Aug 18, 2017

Well, the first derivative represents the slope of the graph of that equation at every point.

$\frac{\mathrm{dy}}{\mathrm{dx}} = - 3 {x}^{2} + 4 x$

And the function is increasing wherever this is > 0.

We can factor out x:

$\frac{\mathrm{dy}}{\mathrm{dx}} = x \left(- 3 x + 4\right)$

...and this tells us that the slope of the graph of this eq. is zero when x = 0 and $- 3 x + 4 = 0$, or $x = \frac{4}{3}$

These turn out to be the endpoints of the interval where the function is increasing, but you can do a little more analysis:

$\frac{\mathrm{dy}}{\mathrm{dx}} = x \left(- 3 x + 4\right) > 0$

Note that if x is < 0, then the term (-3x + 4) has to be > 0, since -3x is > 0 (since a negative number times a negative number is positive), and any positive number + 4 is also positive.

So then x (-3x+ 4) must be NEGATIVE, since a negative number (remember that x < 0) times a positive number is always negative.

So x is DECREASING in the interval where x < 0.

Now, look again at the term (-3x + 4).

if x is > 0, but less than 4/3, then this term is positive.

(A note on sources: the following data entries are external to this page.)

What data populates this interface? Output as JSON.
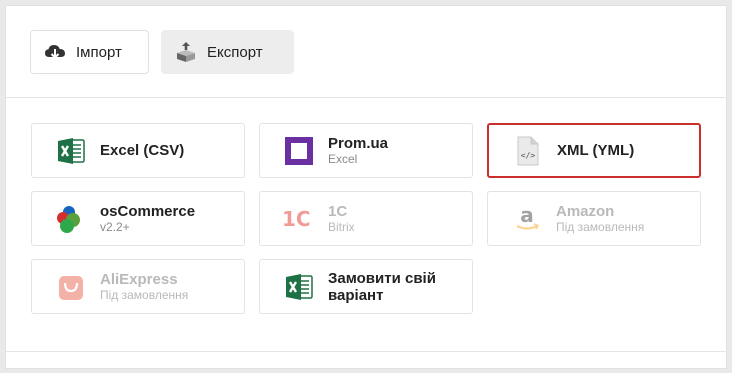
{
  "tabs": {
    "import_label": "Імпорт",
    "export_label": "Експорт",
    "import_icon": "cloud-download-icon",
    "export_icon": "box-upload-icon"
  },
  "cards": [
    {
      "title": "Excel (CSV)",
      "sub": "",
      "icon": "excel-icon",
      "state": "enabled"
    },
    {
      "title": "Prom.ua",
      "sub": "Excel",
      "icon": "prom-icon",
      "state": "enabled"
    },
    {
      "title": "XML (YML)",
      "sub": "",
      "icon": "xml-file-icon",
      "state": "selected"
    },
    {
      "title": "osCommerce",
      "sub": "v2.2+",
      "icon": "oscommerce-icon",
      "state": "enabled"
    },
    {
      "title": "1C",
      "sub": "Bitrix",
      "icon": "1c-icon",
      "state": "disabled"
    },
    {
      "title": "Amazon",
      "sub": "Під замовлення",
      "icon": "amazon-icon",
      "state": "disabled"
    },
    {
      "title": "AliExpress",
      "sub": "Під замовлення",
      "icon": "aliexpress-icon",
      "state": "disabled"
    },
    {
      "title": "Замовити свій варіант",
      "sub": "",
      "icon": "excel-icon",
      "state": "enabled"
    }
  ],
  "colors": {
    "excel_green": "#1e7145",
    "prom_purple": "#6a2fa0",
    "selected_border": "#c9302c",
    "aliexpress_red": "#e8543d",
    "onec_red": "#e2231a",
    "amazon_orange": "#ff9900"
  }
}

If x is > 4/3, then $- 3 x + 4$ is negative, so therefore the slope ($x \left(- 3 x + 4\right)$)
will also be negative.

So, therefore 0 < x < 4/3 is the only interval where the original function $- {x}^{3} + 2 {x}^{2} + 2$ is increasing.

Or, you can cheat, by graphing the function, and picking out the increasing interval by eye.